Reporter: Anne Grimshaw
February’s Sudbury Society meeting was scheduled as a talk by Dr Dennis Brogan with the title Is there a doctor in the house? We were probably expecting reminiscences and anecdotes from the life of a Sudbury GP but Dr Brogan said he would not be talking about health and medicine. Instead, it would be a comparison of Sudbury and Venice!
The essence of his talk was that a totally fresh outlook and attitude to motor transport (commercial and private) is needed if we are to reclaim our town centres – not just Sudbury. Radical ideas need radical solutions and less of the “We can’t do that because…” type of thinking in favour of “How about…?”

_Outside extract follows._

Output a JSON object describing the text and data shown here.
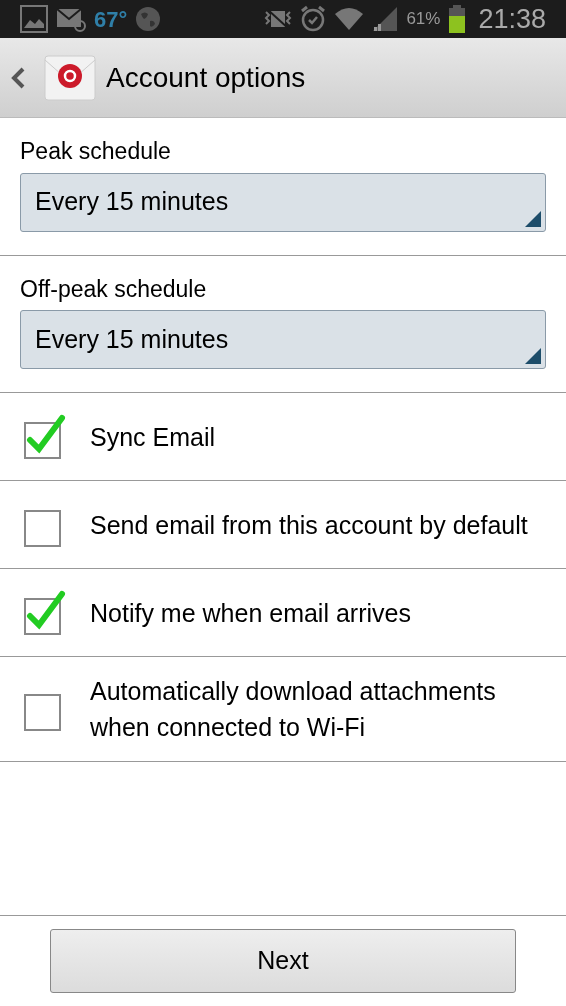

Dennis was not offering solutions to many of his ideas which were often linked to what he had seen elsewhere, particularly Venice which does actually have pavements and pedestrian areas as well as canals. But how, for instance, do they cope with cars? Simple: they ban them to parking areas on the northern outskirts and from there drivers become pedestrians or passengers (on boats). This public transport is frequent, cheap, reliable and comfortable – and encourages social interaction in the way that cars do not. And this is one of the most important benefits to a car-less place.
But it requires a mindset that accepts the need for waiting and walking: times to ‘slow down’, speak to people, look at the scenery, admire the buildings – anything except pointless, self-inflicted rushing around. Small shops in a pleasant environment should be part of the fabric of living, encouraging civic togetherness and civic pride.

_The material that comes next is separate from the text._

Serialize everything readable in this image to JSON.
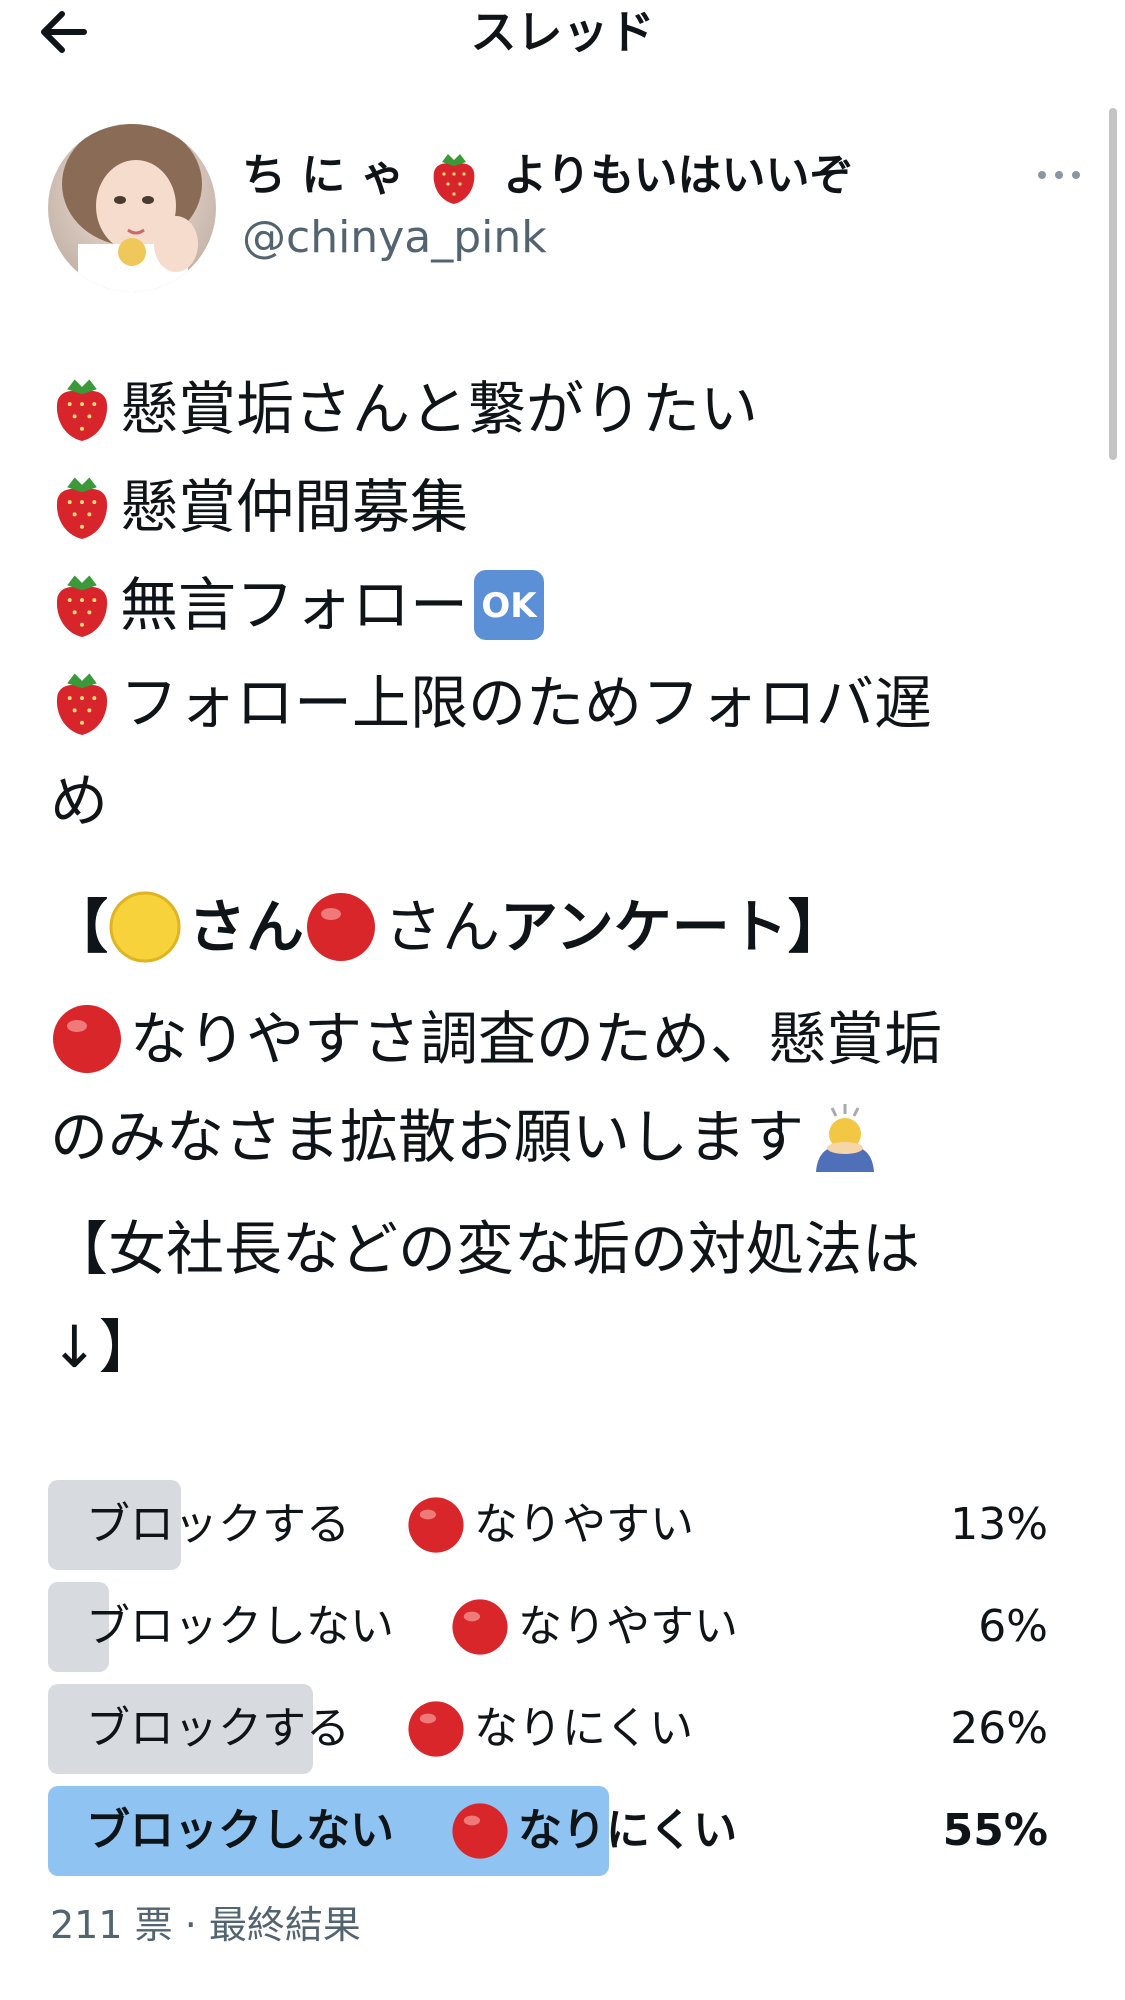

We have all seen pre-World War I photos of Market Hill – a wonderful open space uncluttered with motor vehicles – a bit like the Piazza San Marco – who would suggest putting a car park in the middle of that?

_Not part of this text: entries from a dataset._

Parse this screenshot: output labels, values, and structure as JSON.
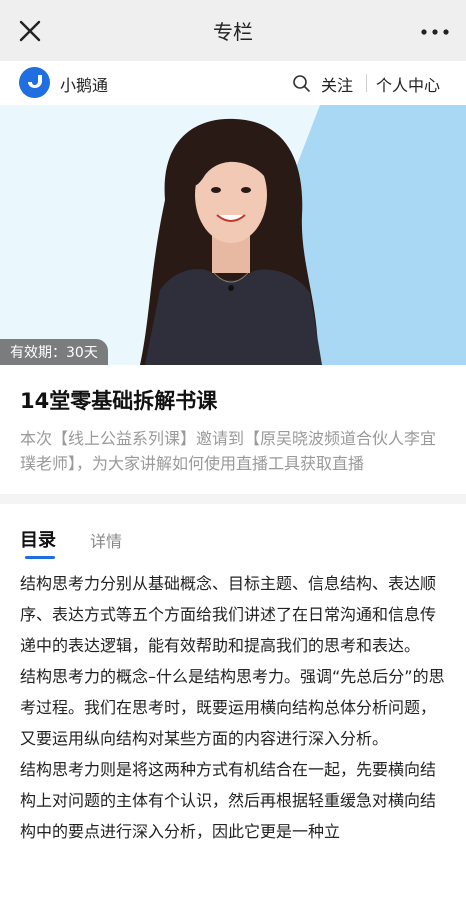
{
  "topbar": {
    "title": "专栏",
    "close_icon": "close-icon",
    "more_icon": "more-icon"
  },
  "brandbar": {
    "brand_name": "小鹅通",
    "follow_label": "关注",
    "personal_center_label": "个人中心"
  },
  "hero": {
    "validity": "有效期：30天"
  },
  "course": {
    "title": "14堂零基础拆解书课",
    "description": "本次【线上公益系列课】邀请到【原吴晓波频道合伙人李宜璞老师】，为大家讲解如何使用直播工具获取直播"
  },
  "tabs": [
    {
      "label": "目录"
    },
    {
      "label": "详情"
    }
  ],
  "content": {
    "paragraphs": [
      "结构思考力分别从基础概念、目标主题、信息结构、表达顺序、表达方式等五个方面给我们讲述了在日常沟通和信息传递中的表达逻辑，能有效帮助和提高我们的思考和表达。",
      "结构思考力的概念–什么是结构思考力。强调“先总后分”的思考过程。我们在思考时，既要运用横向结构总体分析问题，又要运用纵向结构对某些方面的内容进行深入分析。",
      "结构思考力则是将这两种方式有机结合在一起，先要横向结构上对问题的主体有个认识，然后再根据轻重缓急对横向结构中的要点进行深入分析，因此它更是一种立"
    ]
  },
  "colors": {
    "accent": "#1f6fe0",
    "topbar_bg": "#efefef",
    "hero_bg": "#eaf7fd",
    "hero_panel": "#a9d8f5"
  }
}
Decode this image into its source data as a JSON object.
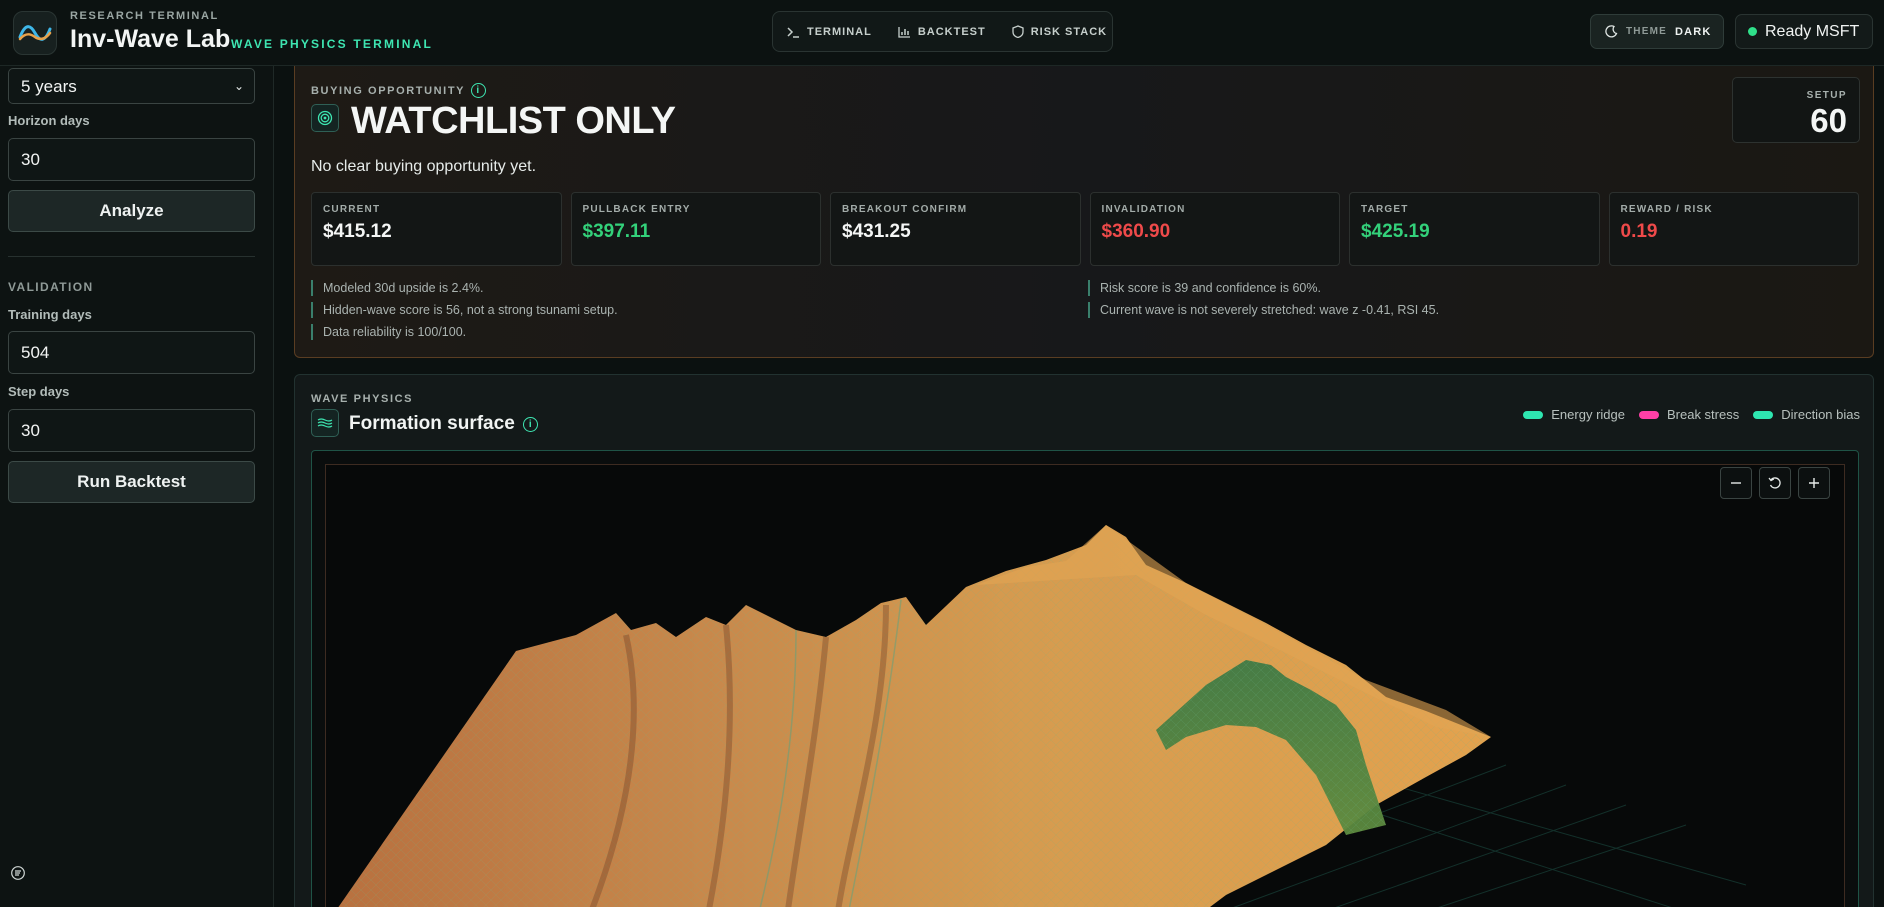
{
  "header": {
    "kicker": "RESEARCH TERMINAL",
    "title": "Inv-Wave Lab",
    "subtitle": "WAVE PHYSICS TERMINAL",
    "nav": [
      {
        "label": "TERMINAL",
        "icon": "terminal-icon"
      },
      {
        "label": "BACKTEST",
        "icon": "bar-chart-icon"
      },
      {
        "label": "RISK STACK",
        "icon": "shield-icon"
      }
    ],
    "theme_label": "THEME",
    "theme_value": "DARK",
    "status": "Ready MSFT",
    "status_color": "#2fe08a"
  },
  "sidebar": {
    "period": "5 years",
    "horizon_label": "Horizon days",
    "horizon_value": "30",
    "analyze_label": "Analyze",
    "validation_label": "VALIDATION",
    "training_label": "Training days",
    "training_value": "504",
    "step_label": "Step days",
    "step_value": "30",
    "backtest_label": "Run Backtest"
  },
  "opportunity": {
    "kicker": "BUYING OPPORTUNITY",
    "title": "WATCHLIST ONLY",
    "description": "No clear buying opportunity yet.",
    "setup_label": "SETUP",
    "setup_value": "60",
    "metrics": [
      {
        "label": "CURRENT",
        "value": "$415.12",
        "color": "#f4f6f5"
      },
      {
        "label": "PULLBACK ENTRY",
        "value": "$397.11",
        "color": "#33d17a"
      },
      {
        "label": "BREAKOUT CONFIRM",
        "value": "$431.25",
        "color": "#f4f6f5"
      },
      {
        "label": "INVALIDATION",
        "value": "$360.90",
        "color": "#ef4a4a"
      },
      {
        "label": "TARGET",
        "value": "$425.19",
        "color": "#33d17a"
      },
      {
        "label": "REWARD / RISK",
        "value": "0.19",
        "color": "#ef4a4a"
      }
    ],
    "notes_left": [
      "Modeled 30d upside is 2.4%.",
      "Hidden-wave score is 56, not a strong tsunami setup.",
      "Data reliability is 100/100."
    ],
    "notes_right": [
      "Risk score is 39 and confidence is 60%.",
      "Current wave is not severely stretched: wave z -0.41, RSI 45."
    ]
  },
  "wave": {
    "kicker": "WAVE PHYSICS",
    "title": "Formation surface",
    "legend": [
      {
        "label": "Energy ridge",
        "color": "#2ee6b0"
      },
      {
        "label": "Break stress",
        "color": "#ff3fa6"
      },
      {
        "label": "Direction bias",
        "color": "#2ee6b0"
      }
    ]
  }
}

On a practical note though, Venetian household rubbish/recycling is put out in small quantities and collected every day by hand then loaded onto a boat and taken for disposal. Deliveries are also done by boat and handcart. But, it has to be said, that bridges over canals and steps are not ideal for mobility scooters and buggies.
Of course, no one could have foreseen that the motor car would change our towns and our lives for better and worse. It crept up on us and solutions had to be found as we went along. However, it would take a brave local authority to ban or restrict motor transport (and bicycles) from Sudbury town centre. Probably Venice City Council has more clout…
But things are changing gradually with pedestrianised areas in many towns and cities (five underground car parks in Ostend), out-of-centre car parks and enforced traffic management in Bruges, the Venice of the North. Nearer home, there are carfree places: Shrewsbury, Canterbury, Cambridge, Lincoln, Tenby and others.
Will Sudbury follow their example and join the Great Slow Down as an escape from the tyranny of the motor car?
Piazza San Pietro, Sudbury?
Piazza San Marco, Venice – good place for a car park?